Work out how many lines in the entries below contain the string "exist". Reply with that figure alone.

Dataset records: Begin

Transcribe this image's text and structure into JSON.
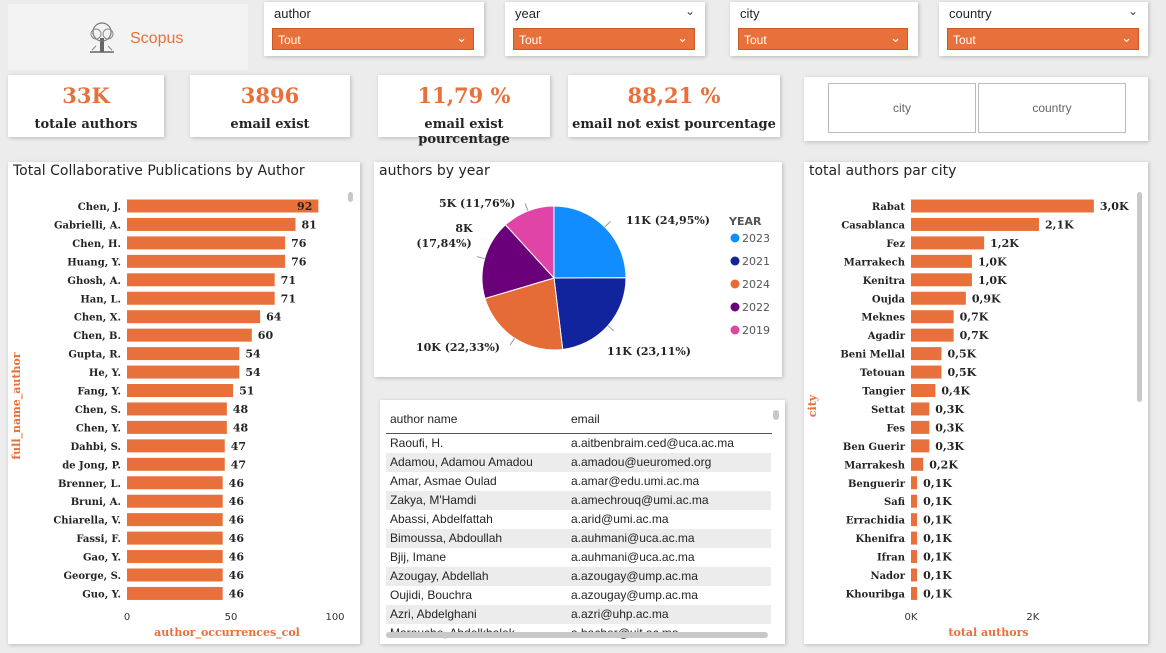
{
  "brand": {
    "name": "Scopus"
  },
  "slicers": [
    {
      "title": "author",
      "value": "Tout"
    },
    {
      "title": "year",
      "value": "Tout"
    },
    {
      "title": "city",
      "value": "Tout"
    },
    {
      "title": "country",
      "value": "Tout"
    }
  ],
  "kpis": [
    {
      "value": "33K",
      "label": "totale authors"
    },
    {
      "value": "3896",
      "label": "email exist"
    },
    {
      "value": "11,79 %",
      "label": "email exist pourcentage"
    },
    {
      "value": "88,21 %",
      "label": "email not exist pourcentage"
    }
  ],
  "buttons": {
    "city": "city",
    "country": "country"
  },
  "chart_data": [
    {
      "type": "bar",
      "orientation": "horizontal",
      "title": "Total Collaborative Publications by Author",
      "xlabel": "author_occurrences_col",
      "ylabel": "full_name_author",
      "xlim": [
        0,
        100
      ],
      "xticks": [
        "0",
        "50",
        "100"
      ],
      "bar_color": "#e8703a",
      "categories": [
        "Chen, J.",
        "Gabrielli, A.",
        "Chen, H.",
        "Huang, Y.",
        "Ghosh, A.",
        "Han, L.",
        "Chen, X.",
        "Chen, B.",
        "Gupta, R.",
        "He, Y.",
        "Fang, Y.",
        "Chen, S.",
        "Chen, Y.",
        "Dahbi, S.",
        "de Jong, P.",
        "Brenner, L.",
        "Bruni, A.",
        "Chiarella, V.",
        "Fassi, F.",
        "Gao, Y.",
        "George, S.",
        "Guo, Y."
      ],
      "values": [
        92,
        81,
        76,
        76,
        71,
        71,
        64,
        60,
        54,
        54,
        51,
        48,
        48,
        47,
        47,
        46,
        46,
        46,
        46,
        46,
        46,
        46
      ],
      "labels": [
        "92",
        "81",
        "76",
        "76",
        "71",
        "71",
        "64",
        "60",
        "54",
        "54",
        "51",
        "48",
        "48",
        "47",
        "47",
        "46",
        "46",
        "46",
        "46",
        "46",
        "46",
        "46"
      ]
    },
    {
      "type": "pie",
      "title": "authors by year",
      "legend_title": "YEAR",
      "legend_position": "right",
      "slices": [
        {
          "name": "2023",
          "value": 24.95,
          "label": "11K (24,95%)",
          "color": "#118dff"
        },
        {
          "name": "2021",
          "value": 23.11,
          "label": "11K (23,11%)",
          "color": "#12239e"
        },
        {
          "name": "2024",
          "value": 22.33,
          "label": "10K (22,33%)",
          "color": "#e66c37"
        },
        {
          "name": "2022",
          "value": 17.84,
          "label_line1": "8K",
          "label_line2": "(17,84%)",
          "color": "#6b007b"
        },
        {
          "name": "2019",
          "value": 11.76,
          "label": "5K (11,76%)",
          "color": "#e044a7"
        }
      ]
    },
    {
      "type": "bar",
      "orientation": "horizontal",
      "title": "total authors par city",
      "xlabel": "total authors",
      "ylabel": "city",
      "xlim": [
        0,
        3200
      ],
      "xticks": [
        "0K",
        "2K"
      ],
      "bar_color": "#e8703a",
      "categories": [
        "Rabat",
        "Casablanca",
        "Fez",
        "Marrakech",
        "Kenitra",
        "Oujda",
        "Meknes",
        "Agadir",
        "Beni Mellal",
        "Tetouan",
        "Tangier",
        "Settat",
        "Fes",
        "Ben Guerir",
        "Marrakesh",
        "Benguerir",
        "Safi",
        "Errachidia",
        "Khenifra",
        "Ifran",
        "Nador",
        "Khouribga"
      ],
      "values": [
        3000,
        2100,
        1200,
        1000,
        1000,
        900,
        700,
        700,
        500,
        500,
        400,
        300,
        300,
        300,
        200,
        100,
        100,
        100,
        100,
        100,
        100,
        100
      ],
      "labels": [
        "3,0K",
        "2,1K",
        "1,2K",
        "1,0K",
        "1,0K",
        "0,9K",
        "0,7K",
        "0,7K",
        "0,5K",
        "0,5K",
        "0,4K",
        "0,3K",
        "0,3K",
        "0,3K",
        "0,2K",
        "0,1K",
        "0,1K",
        "0,1K",
        "0,1K",
        "0,1K",
        "0,1K",
        "0,1K"
      ]
    }
  ],
  "table": {
    "columns": [
      "author name",
      "email"
    ],
    "rows": [
      [
        "Raoufi, H.",
        "a.aitbenbraim.ced@uca.ac.ma"
      ],
      [
        "Adamou, Adamou Amadou",
        "a.amadou@ueuromed.org"
      ],
      [
        "Amar, Asmae Oulad",
        "a.amar@edu.umi.ac.ma"
      ],
      [
        "Zakya, M'Hamdi",
        "a.amechrouq@umi.ac.ma"
      ],
      [
        "Abassi, Abdelfattah",
        "a.arid@umi.ac.ma"
      ],
      [
        "Bimoussa, Abdoullah",
        "a.auhmani@uca.ac.ma"
      ],
      [
        "Bjij, Imane",
        "a.auhmani@uca.ac.ma"
      ],
      [
        "Azougay, Abdellah",
        "a.azougay@ump.ac.ma"
      ],
      [
        "Oujidi, Bouchra",
        "a.azougay@ump.ac.ma"
      ],
      [
        "Azri, Abdelghani",
        "a.azri@uhp.ac.ma"
      ],
      [
        "Marouche, Abdelkhalek",
        "a.bacher@uit.ac.ma"
      ]
    ]
  }
}
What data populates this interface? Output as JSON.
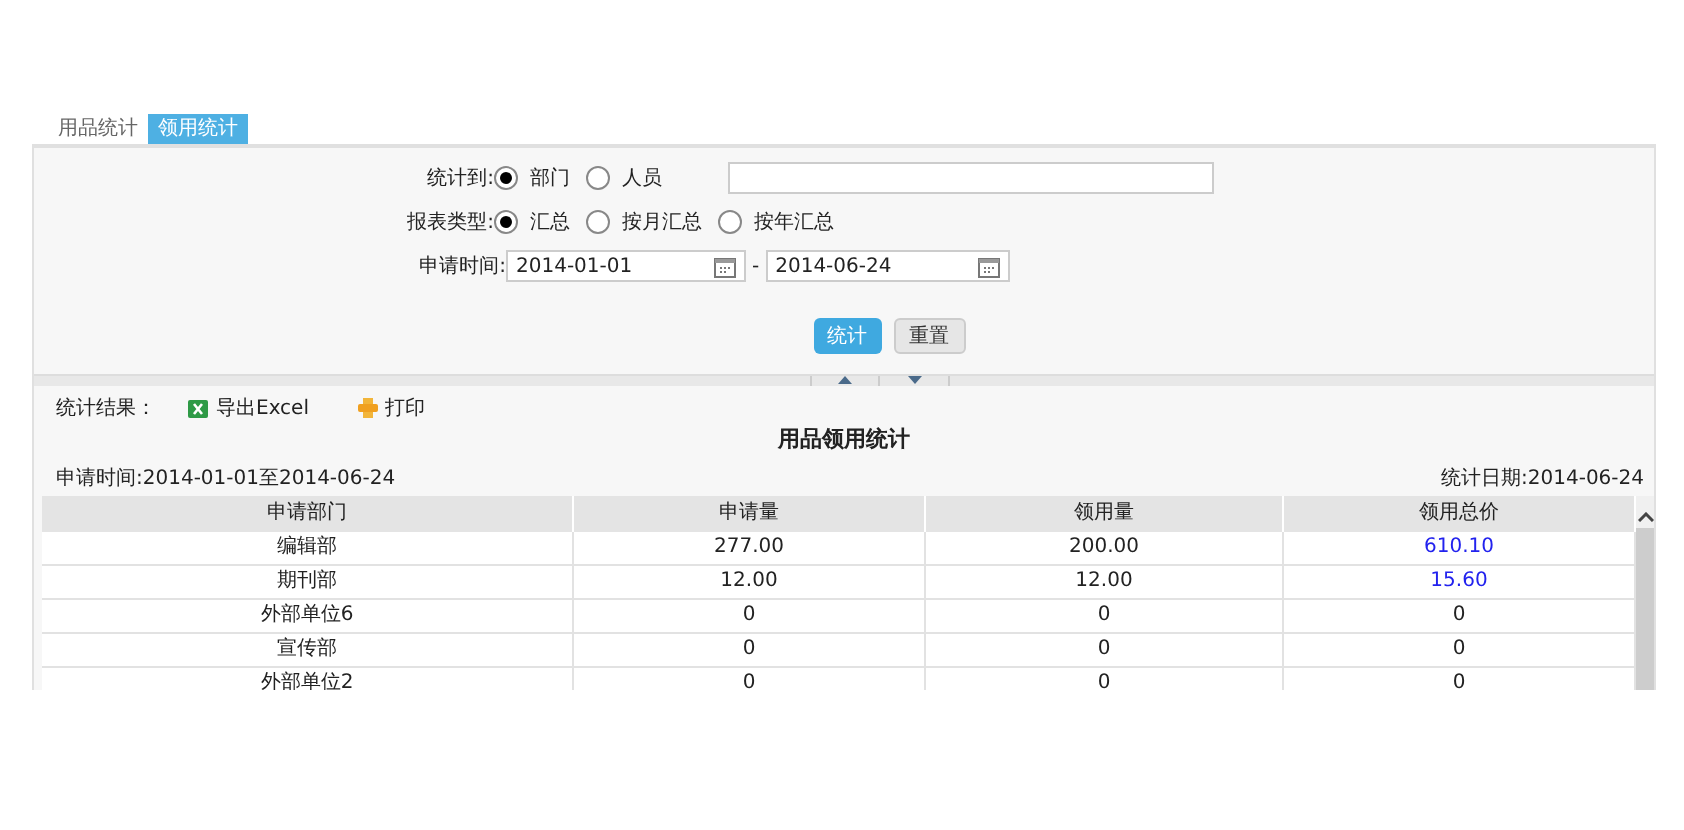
{
  "tabs": [
    {
      "label": "用品统计",
      "selected": false
    },
    {
      "label": "领用统计",
      "selected": true
    }
  ],
  "form": {
    "stat_to": {
      "label": "统计到:",
      "options": [
        {
          "label": "部门",
          "selected": true
        },
        {
          "label": "人员",
          "selected": false
        }
      ]
    },
    "report_type": {
      "label": "报表类型:",
      "options": [
        {
          "label": "汇总",
          "selected": true
        },
        {
          "label": "按月汇总",
          "selected": false
        },
        {
          "label": "按年汇总",
          "selected": false
        }
      ]
    },
    "apply_time": {
      "label": "申请时间:",
      "from": "2014-01-01",
      "separator": "-",
      "to": "2014-06-24"
    },
    "buttons": [
      {
        "label": "统计",
        "kind": "primary"
      },
      {
        "label": "重置",
        "kind": "secondary"
      }
    ]
  },
  "results": {
    "label": "统计结果：",
    "export": "导出Excel",
    "print": "打印",
    "title": "用品领用统计",
    "period": "申请时间:2014-01-01至2014-06-24",
    "date": "统计日期:2014-06-24",
    "columns": [
      "申请部门",
      "申请量",
      "领用量",
      "领用总价"
    ],
    "rows": [
      {
        "department": "编辑部",
        "requested": "277.00",
        "issued": "200.00",
        "total": "610.10",
        "total_link": true
      },
      {
        "department": "期刊部",
        "requested": "12.00",
        "issued": "12.00",
        "total": "15.60",
        "total_link": true
      },
      {
        "department": "外部单位6",
        "requested": "0",
        "issued": "0",
        "total": "0",
        "total_link": false
      },
      {
        "department": "宣传部",
        "requested": "0",
        "issued": "0",
        "total": "0",
        "total_link": false
      },
      {
        "department": "外部单位2",
        "requested": "0",
        "issued": "0",
        "total": "0",
        "total_link": false
      }
    ]
  }
}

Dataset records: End

**Exercise solution**
3